Chasing scale will be one driven by business models. Those apps that are free and make money off of ads or other services will easily acquire the most customers. However, as this new global consumer market for technology software begins to segment, as we see happening right now, there will be lucrative pockets of opportunity where money can be made without achieving massive scale. The temptation for many companies will be to chase active users instead of focusing on their segment and serving it well. Perhaps no better current example exists than Snapchat.
Snapchat is at a crossroads where it can focus on its current base of users under the age of 30, which will get the company in the 200-million-user range, but not much more. To get beyond that number, Snapchat will need to adapt its service to appeal to a larger demographic. From the outside looking in, it seems that Snapchat is attempting to do this right now. However, there is a risk this will come at the expense of its current users. The company may alienate its existing younger audience as the older demographics get on the service. This is what happened with Facebook, as engagement declined significantly with the younger demographic once their parents started using it. They didn’t leave — they just used it less. They moved to apps like Instagram, which Facebook then bought to help retain some engagement with that audience. This is also why Facebook would buy Snapchat if it had the chance.
The hunt is on for companies that can create a software experience that appeals to billions, not just millions.

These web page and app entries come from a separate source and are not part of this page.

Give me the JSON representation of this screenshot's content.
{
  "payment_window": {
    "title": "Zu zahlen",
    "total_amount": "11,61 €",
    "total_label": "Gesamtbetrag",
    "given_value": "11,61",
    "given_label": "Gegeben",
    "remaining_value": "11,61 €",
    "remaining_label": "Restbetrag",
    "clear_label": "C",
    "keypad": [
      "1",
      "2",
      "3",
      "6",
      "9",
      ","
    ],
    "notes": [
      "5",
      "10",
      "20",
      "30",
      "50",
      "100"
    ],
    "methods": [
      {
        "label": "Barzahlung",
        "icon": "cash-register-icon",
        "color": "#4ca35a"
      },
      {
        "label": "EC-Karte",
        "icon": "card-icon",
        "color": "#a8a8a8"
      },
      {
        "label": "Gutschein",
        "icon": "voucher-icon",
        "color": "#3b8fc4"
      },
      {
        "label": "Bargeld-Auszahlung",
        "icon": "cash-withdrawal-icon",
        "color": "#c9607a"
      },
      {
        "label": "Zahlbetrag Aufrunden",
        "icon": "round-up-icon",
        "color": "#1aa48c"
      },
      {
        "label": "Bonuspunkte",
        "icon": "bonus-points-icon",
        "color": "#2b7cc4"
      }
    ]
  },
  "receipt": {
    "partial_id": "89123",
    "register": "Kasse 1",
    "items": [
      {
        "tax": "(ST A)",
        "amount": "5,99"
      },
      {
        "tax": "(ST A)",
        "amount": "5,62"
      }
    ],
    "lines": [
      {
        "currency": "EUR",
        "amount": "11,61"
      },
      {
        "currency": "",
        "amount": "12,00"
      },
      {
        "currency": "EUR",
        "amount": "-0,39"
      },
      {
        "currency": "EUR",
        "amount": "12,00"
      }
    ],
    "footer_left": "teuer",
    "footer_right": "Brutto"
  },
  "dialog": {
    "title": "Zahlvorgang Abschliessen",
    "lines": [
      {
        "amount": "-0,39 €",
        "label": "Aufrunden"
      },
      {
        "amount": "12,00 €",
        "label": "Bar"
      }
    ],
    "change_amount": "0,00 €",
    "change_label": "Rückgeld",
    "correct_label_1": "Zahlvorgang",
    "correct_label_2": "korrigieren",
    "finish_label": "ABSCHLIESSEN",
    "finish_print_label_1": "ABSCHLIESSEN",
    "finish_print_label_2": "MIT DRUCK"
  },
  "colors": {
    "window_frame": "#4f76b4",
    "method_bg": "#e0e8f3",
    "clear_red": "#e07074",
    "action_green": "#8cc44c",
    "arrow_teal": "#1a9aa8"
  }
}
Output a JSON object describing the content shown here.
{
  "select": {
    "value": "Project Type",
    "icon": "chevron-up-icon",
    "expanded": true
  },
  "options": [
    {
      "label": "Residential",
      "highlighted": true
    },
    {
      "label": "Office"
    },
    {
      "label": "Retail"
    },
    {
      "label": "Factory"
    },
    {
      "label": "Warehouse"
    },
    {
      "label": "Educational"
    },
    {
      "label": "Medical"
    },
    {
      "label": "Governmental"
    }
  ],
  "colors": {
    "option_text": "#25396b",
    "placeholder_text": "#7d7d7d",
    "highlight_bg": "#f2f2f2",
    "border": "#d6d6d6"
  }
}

Owning a profitable segment of the market is valuable, but often, due to investment or growth pressure, companies will look to serve a broader demographic and thus begin to underserve the one that helped them get where they are. Whether or not this pursuit will pay off will be the key storyline to watch as companies attempt to grow beyond the segments they begin in.
Understanding segmentation is the key to understanding the market. There is no single "market." There are many markets which make up larger markets. If you don’t understand each pocket or segment of the global consumer market, you don’t actually understand the market beyond the surface. This is why, while difficult, I try to see the forest and the trees at the same time.
So what’s next? Is it VR? Is it further advancements in artificial intelligence? Smart home? Self-driving cars? Or it could be something entirely different and unknown. Whatever it is, it’s likely to come from the foundation of global mobile computing, because it is hard to think of any product — one almost every adult on the planet will someday own — that has the scale of the smartphone.
Ben Bajarin is a principal analyst at Creative Strategies Inc., an industry analysis, market intelligence and research firm located in Silicon Valley. His primary focus is consumer technology and market trend research. He is a husband, father, gadget enthusiast, trend spotter, early adopter and hobby farmer. Reach him @BenBajarin.
This article originally appeared on Recode.net.